What else should politics do?
Many small and medium-sized enterprises are internationally active; we neither need nor want protectionism. It leads astray, nobody wins. Ultimately, current border closures endanger corporate value chains. If they break down, we will lose positive impulses from other regions and choke off the effects of recovery. We must prepare today everything that will help us out of the crisis tomorrow. Market and competition within the framework of the social market economy are also part of the solution to the crisis. The state can help in crises, but in the end, it is not the better entrepreneur. It is certain that, once the pandemic has abated, it must also be a matter of stimulating demand and quickly getting the economy back on track.

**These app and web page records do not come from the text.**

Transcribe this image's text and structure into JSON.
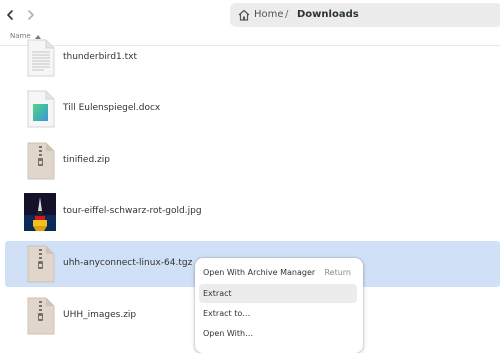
{
  "toolbar": {
    "back_icon": "chevron-left-icon",
    "forward_icon": "chevron-right-icon"
  },
  "pathbar": {
    "home_label": "Home",
    "separator": "/",
    "current": "Downloads"
  },
  "header": {
    "name_label": "Name",
    "sort": "ascending"
  },
  "files": [
    {
      "name": "thunderbird1.txt",
      "icon": "text-file-icon"
    },
    {
      "name": "Till Eulenspiegel.docx",
      "icon": "document-file-icon"
    },
    {
      "name": "tinified.zip",
      "icon": "archive-file-icon"
    },
    {
      "name": "tour-eiffel-schwarz-rot-gold.jpg",
      "icon": "image-thumbnail-icon"
    },
    {
      "name": "uhh-anyconnect-linux-64.tgz",
      "icon": "archive-file-icon",
      "selected": true
    },
    {
      "name": "UHH_images.zip",
      "icon": "archive-file-icon"
    }
  ],
  "context_menu": {
    "items": [
      {
        "label": "Open With Archive Manager",
        "accel": "Return"
      },
      {
        "label": "Extract",
        "hover": true
      },
      {
        "label": "Extract to…"
      },
      {
        "label": "Open With…"
      }
    ]
  },
  "colors": {
    "selection": "#cfe0f7",
    "menu_hover": "#ececec",
    "pathbar": "#ececec"
  }
}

Experience in China shows that this crisis will subside at some point. In Germany, the state should not insist too long on ensuring economic survival but should always keep an eye on when and how to switch to economic activation. If done correctly, this will help both companies and employees.

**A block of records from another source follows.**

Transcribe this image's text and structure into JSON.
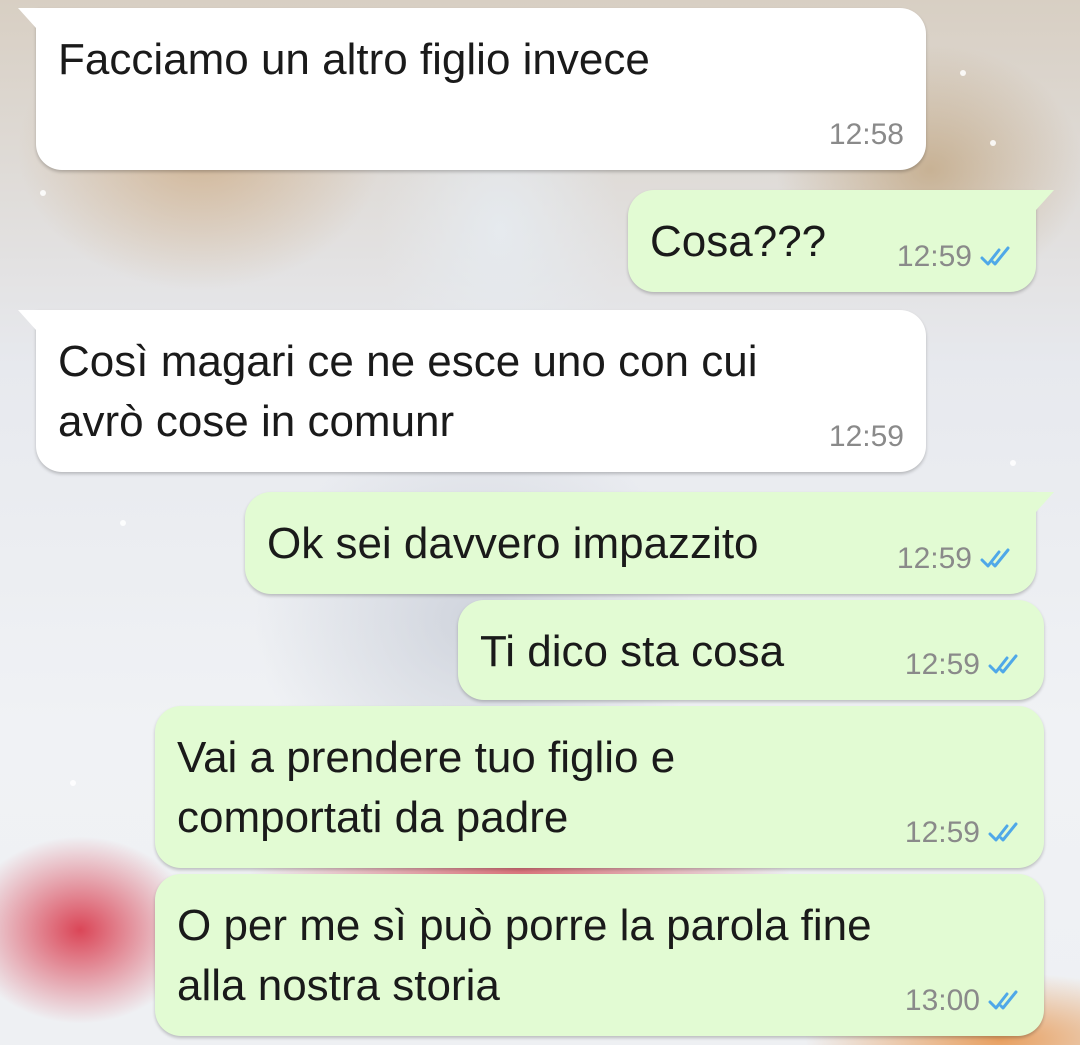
{
  "colors": {
    "incoming_bubble": "#ffffff",
    "outgoing_bubble": "#e2fbd3",
    "read_ticks": "#4fa8e8",
    "timestamp": "#8a8a8a"
  },
  "messages": [
    {
      "direction": "incoming",
      "text": "Facciamo un altro figlio invece",
      "time": "12:58"
    },
    {
      "direction": "outgoing",
      "text": "Cosa???",
      "time": "12:59",
      "status_icon": "read-double-check-icon"
    },
    {
      "direction": "incoming",
      "text": "Così magari ce ne esce uno con cui\navrò cose in comunr",
      "time": "12:59"
    },
    {
      "direction": "outgoing",
      "text": "Ok sei davvero impazzito",
      "time": "12:59",
      "status_icon": "read-double-check-icon"
    },
    {
      "direction": "outgoing",
      "text": "Ti dico sta cosa",
      "time": "12:59",
      "status_icon": "read-double-check-icon"
    },
    {
      "direction": "outgoing",
      "text": "Vai a prendere tuo figlio e\ncomportati da padre",
      "time": "12:59",
      "status_icon": "read-double-check-icon"
    },
    {
      "direction": "outgoing",
      "text": "O per me sì può porre la parola fine\nalla nostra storia",
      "time": "13:00",
      "status_icon": "read-double-check-icon"
    }
  ]
}
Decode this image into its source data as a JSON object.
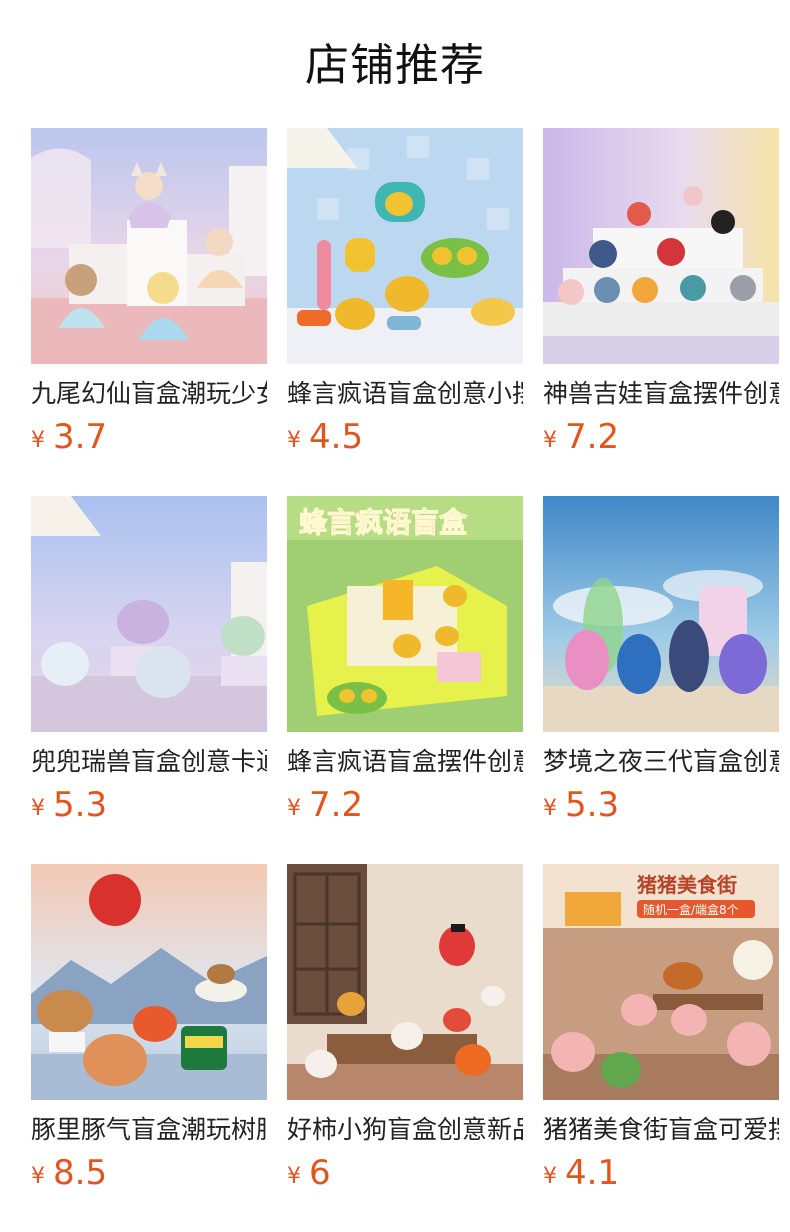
{
  "header": {
    "title": "店铺推荐"
  },
  "currency_symbol": "¥",
  "products": [
    {
      "name": "九尾幻仙盲盒潮玩少女",
      "price": "3.7",
      "image": "nine-tailed-fox-figures"
    },
    {
      "name": "蜂言疯语盲盒创意小摆件",
      "price": "4.5",
      "image": "bee-figures"
    },
    {
      "name": "神兽吉娃盲盒摆件创意",
      "price": "7.2",
      "image": "mythical-beast-figures"
    },
    {
      "name": "兜兜瑞兽盲盒创意卡通",
      "price": "5.3",
      "image": "lucky-beast-figures"
    },
    {
      "name": "蜂言疯语盲盒摆件创意",
      "price": "7.2",
      "image": "bee-box-poster"
    },
    {
      "name": "梦境之夜三代盲盒创意",
      "price": "5.3",
      "image": "dream-night-figures"
    },
    {
      "name": "豚里豚气盲盒潮玩树脂",
      "price": "8.5",
      "image": "capybara-figures"
    },
    {
      "name": "好柿小狗盲盒创意新品",
      "price": "6",
      "image": "persimmon-dog-figures"
    },
    {
      "name": "猪猪美食街盲盒可爱摆件",
      "price": "4.1",
      "image": "pig-food-street-figures"
    }
  ],
  "image_text": {
    "bee_poster_title": "蜂言疯语盲盒",
    "pig_poster_title": "猪猪美食街",
    "pig_poster_sub": "随机一盒/端盒8个"
  }
}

What about corporate solidarity in this special time?
Of course, solidarity between companies, sectors and regions can help. We have many positive experiences as business partners, suppliers and customers. At the same time, the relationship between the company and its principal bank is under pressure. This also applies to cooperation between companies in value-added networks. If banks are currently renegotiating or terminating existing loan agreements – worried about their own refinancing – companies and employees are endangered. A second wave of problems can then quickly arise on both sides. We should avoid this, not least in view of the current state aid measures. The significantly reduced risk of the house banks must now just as clearly increase the possibilities of the companies to get through the crisis. We are also currently hearing from small and medium-sized suppliers that large companies are pushing their homemade guidelines. There is an unannounced production stop, initiated orders are not corrected or are corrected late. Or financing systems and payment terms are questioned. These are all factors that can quickly raise existential questions for medium-sized family businesses. This is depressing – and the question arises as to how entrepreneurial families – even over generations – can keep the courage to continue their entrepreneurial activities. Living in solidarity, practicing fairness and remembering to work together successfully as respectable businesspeople – that would be good for everyone in challenging times. Because in the end, we can only be competitive on international markets by working together. This was true before the crisis, it is true during the crisis, and it will remain true after the crisis is over.